Looking back on the debacle that attended the latest episode in the assisted-death debate in the House of Commons this week, it is easy to forget that Justin Trudeau’s government had a parliamentary consensus within its grasp when it set out to draft its now-contentious bill.
A committee of MPs and senators charted a roadmap this year that had the dual merit of meeting the constitutional threshold set by the Supreme Court and of enjoying multi-party support in both houses of
Its members did not expect the government to accept all their recommendations. They did not think their proposal to give access to assisted death to mature minors would make it into the bill. But few imagined that the cabinet would take a sledgehammer to the foundation they had laid out.

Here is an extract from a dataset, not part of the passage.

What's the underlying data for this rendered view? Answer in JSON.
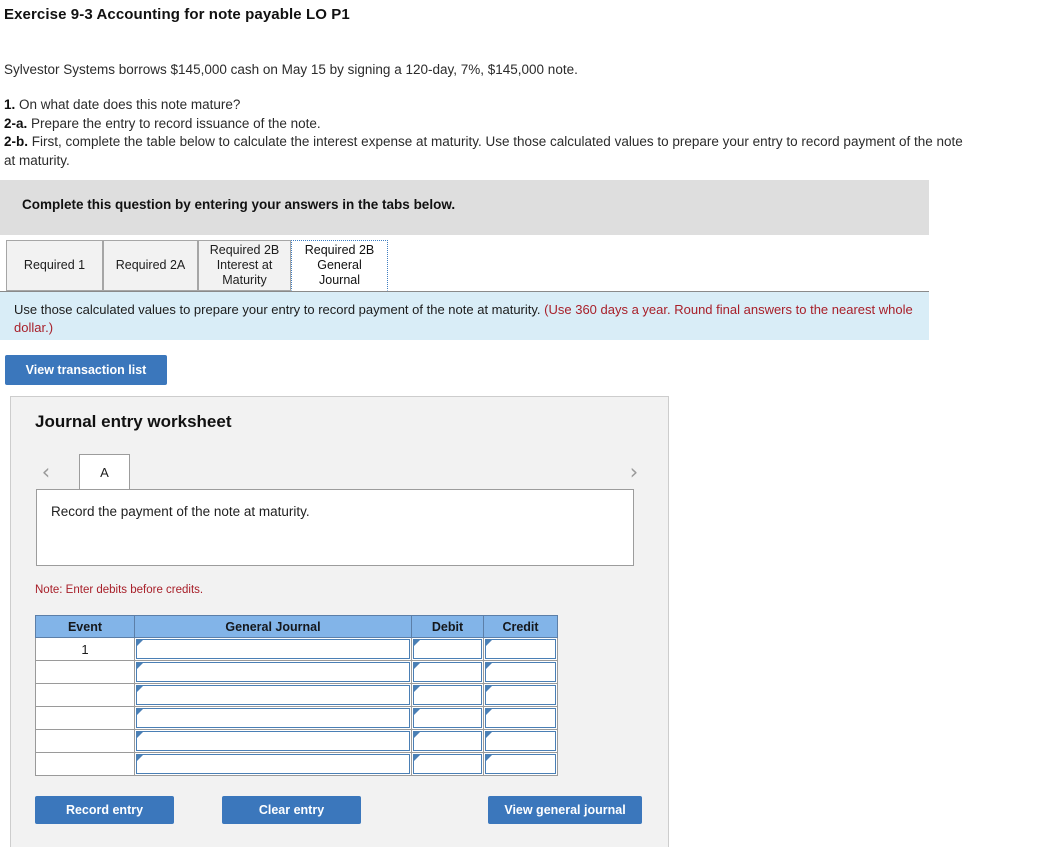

In the end, Bill C-14 borrows more from the restrictive minority report drafted by the Conservative MPs on the committee than from the majority recommendations.
That decision cost the government a crucial handful of credible advocates in both houses. Many of the parliamentarians who spent the most time working on the assisted-death file have come to the conclusion that having no law would be better than Bill C-14.
The government may yet win the final vote on its assisted-death legislation in the Commons but it has lost the debate over its merits. At least one court has already signalled that the federal legislation may
not survive a legal challenge.
That decisive Commons vote will take place under procedural duress. But the government lacks both the tools and the majority to similarly force the pace of the Senate. In the past, arm-twisting in the Commons has often resulted into more upper house resistance to controversial government legislation
Parliament stands adjourned for the next week. With only a handful of sitting days left before the court-imposed June 6 deadline to replace the current Criminal Code dispositions on assisted suicide, it would take an uncommon amount of Senate co-operation for a law to be passed before the target date. A government that started down this legislative path with a surplus of multi-party goodwill has now essentially depleted its supply.
All the above is a mild preview of what is in store for the Liberal bid to change the voting system in time for the 2019 election. That project is no less time-sensitive than the assisted-death issue – and even more adversarial.
Indeed, the two files contaminated each other this week, with toxic results for the climate in the Commons.
For here, too, the Trudeau government has shown a knack for turning allies into opponents.
By putting forward a process that gives the Liberal majority control over the outcome of the consultations, the government had succeeded in uniting against it opposition parties that otherwise bring opposite views to the debate.
The Conservatives were always going to fight electoral reform every inch of the way. They will use all means at their disposal to force the government to bring its plan to a national vote. The argument that fundamental changes to the voting system should not be left to the sole discretion of a government majority already resonates well beyond their ranks.
If the Liberals are to avoid losing another race against the parliamentary clock, if they are to have a realistic hope of securing Senate and public opinion support for the introduction in 2019 of a different voting system in the face of a Conservative pro-referendum crusade, they need to bring some of the other opposition parties under the tent. So far they have been doing the opposite.
The New Democrats and the Greens have historically been shortchanged by the first-past-the-poll system. From their perspective, this debate is a once-in-a-political-lifetime opportunity. If it ends on an impasse, the Liberals will drop the file for the foreseeable future.
The smaller parties have more incentives to make concessions to avoid a complete failure than the government itself.
Relinquishing control over the process by giving the opposition parity on the electoral reform committee would buy the Liberals much needed political cover from the Conservatives – at a relatively low cost.
After all, it is not as if the non-collegial template used for the assisted-death debate had brought the government anything but grief.
Chantal Hébert is a national affairs writer. Her column appears Tuesday, Thursday and Saturday.
Copyright 2016 – Torstar Syndication Services